Prior to obtaining one of the Titan Books reprints of Modesty Blaise I had never even heard of the comic strip. This is despite there being several novel and film adaptations, one of which as recently as 2004. I probably never heard of the comic because it’s stories often feature glimpses of nudity, violence, and drug references. All of which were very unpopular with the syndicated strips of the 1960’s and 1970’s here in the United States. So, instead of getting to read a cool comic of a hot, scantly clad, brunette who often fights criminal syndicates around the globe (wearing really short shorts) we here in the states got Beetle Bailey and Family Circus. Fuck you Family Circus. Sorry, but after reading Modesty Blaise I can’t help feel a little bitter for living in a nation that treats their population like a very large group of five year-old children and feel that we missed out on a lot of great stuff because of that.
Okay, so I’ll stop ranting and tell you about the comic. Titan Books has now published several collections of the Modesty Blaise comic strip. The one I read was entitled, The Girl in the Iron Mask. A reference to one of the last stories of the graphic novel. Here’s the synopsis:
Features the classic stories ‘Fiona’, ‘Walkabout’ and ‘The Girl In The Iron Mask’ written by popular British crime writer Peter O’Donnell and beautifully illustrated by Enric Badia Romero! Willie’s admirer Fiona returns, Modesty faces the outback alone and an iron mask could mark her end in this latest gripping volume! With story introductions by Modesty Blaise archivist Lawrence Blackmore, this outstanding collection of never-before-reprinted material is not to be missed.
The strip is definitely much more adult oriented than anything we had here in the states (at that time) and there is a strong early 70’s vibe written into the story. You can almost hear the disco in between page turns. However, I think O’Donnell did an excellent job in creating a strong, independent, heroine in an age when characters like Modesty didn’t exist. Modesty is a fighter and she brawls, hacks, and kicks at the biggest of the bad guys as well as any male counter part of her time ever did. On the art side; Romero’s skill as an illustrator is amazing! His illustrative talents went into making characters like Vampirella, and Axa, and his ability draw sensual (long legged – full lipped) beauties is wonderfully represented on nearly every page of this book. In between each story is a short introduction from Lawrence Blackmore who gives a little insight into the characters and plot devices used in the Modesty Blaise canon. All in all, this is an excellent read and if you love collecting graphic novels then you’ll want to start picking up some Modesty Blaise.
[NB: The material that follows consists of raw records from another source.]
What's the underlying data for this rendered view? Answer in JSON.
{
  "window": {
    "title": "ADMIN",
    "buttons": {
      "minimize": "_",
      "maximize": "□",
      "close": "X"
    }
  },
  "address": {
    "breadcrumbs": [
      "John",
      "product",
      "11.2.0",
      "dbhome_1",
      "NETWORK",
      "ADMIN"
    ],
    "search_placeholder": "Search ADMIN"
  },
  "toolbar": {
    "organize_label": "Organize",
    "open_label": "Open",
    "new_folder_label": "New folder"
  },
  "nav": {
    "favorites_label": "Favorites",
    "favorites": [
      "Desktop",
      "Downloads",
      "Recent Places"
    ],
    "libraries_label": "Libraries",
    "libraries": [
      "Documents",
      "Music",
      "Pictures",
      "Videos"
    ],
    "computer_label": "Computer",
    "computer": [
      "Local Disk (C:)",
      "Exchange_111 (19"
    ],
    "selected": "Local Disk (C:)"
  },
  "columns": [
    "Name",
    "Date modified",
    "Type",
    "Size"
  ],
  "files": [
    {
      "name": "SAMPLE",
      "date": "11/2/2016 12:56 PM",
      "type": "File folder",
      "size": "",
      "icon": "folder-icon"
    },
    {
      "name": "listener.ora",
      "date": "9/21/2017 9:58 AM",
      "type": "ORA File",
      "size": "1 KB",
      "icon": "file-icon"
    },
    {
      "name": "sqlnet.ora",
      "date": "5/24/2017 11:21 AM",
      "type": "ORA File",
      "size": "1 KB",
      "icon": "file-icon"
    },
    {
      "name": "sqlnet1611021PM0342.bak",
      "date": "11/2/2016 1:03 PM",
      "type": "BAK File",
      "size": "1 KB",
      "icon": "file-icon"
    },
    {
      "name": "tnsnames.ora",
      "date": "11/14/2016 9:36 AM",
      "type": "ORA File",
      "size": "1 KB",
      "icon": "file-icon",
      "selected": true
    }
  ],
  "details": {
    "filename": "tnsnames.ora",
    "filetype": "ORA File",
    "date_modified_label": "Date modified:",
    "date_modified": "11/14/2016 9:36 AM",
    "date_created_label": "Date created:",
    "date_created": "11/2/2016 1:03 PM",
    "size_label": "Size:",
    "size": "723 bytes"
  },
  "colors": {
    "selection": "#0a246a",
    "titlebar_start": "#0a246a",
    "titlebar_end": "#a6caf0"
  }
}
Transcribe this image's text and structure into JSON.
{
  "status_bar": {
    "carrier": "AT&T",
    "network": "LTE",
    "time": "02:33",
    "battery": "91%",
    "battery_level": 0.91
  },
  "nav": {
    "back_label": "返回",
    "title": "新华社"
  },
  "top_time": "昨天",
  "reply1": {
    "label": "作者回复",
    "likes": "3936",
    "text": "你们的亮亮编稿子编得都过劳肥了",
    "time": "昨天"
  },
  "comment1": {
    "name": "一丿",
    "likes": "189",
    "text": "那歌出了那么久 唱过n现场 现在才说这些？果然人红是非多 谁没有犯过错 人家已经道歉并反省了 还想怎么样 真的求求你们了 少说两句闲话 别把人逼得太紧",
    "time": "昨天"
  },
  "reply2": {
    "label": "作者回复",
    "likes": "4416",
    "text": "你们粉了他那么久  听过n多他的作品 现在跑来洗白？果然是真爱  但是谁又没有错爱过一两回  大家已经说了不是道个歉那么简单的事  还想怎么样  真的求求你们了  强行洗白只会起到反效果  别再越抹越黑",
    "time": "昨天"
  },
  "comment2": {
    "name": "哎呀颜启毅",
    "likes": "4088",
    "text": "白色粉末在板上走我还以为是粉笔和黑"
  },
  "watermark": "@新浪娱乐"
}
You can get a copy at any bookstore that carries it or at the Titan Books online store. Now, I’m off to go find a modelesque – denim short wearing- beauty with an English accent and jet set across the world fighting crime… It could happen.
Check out a few small samples from the graphic novel below!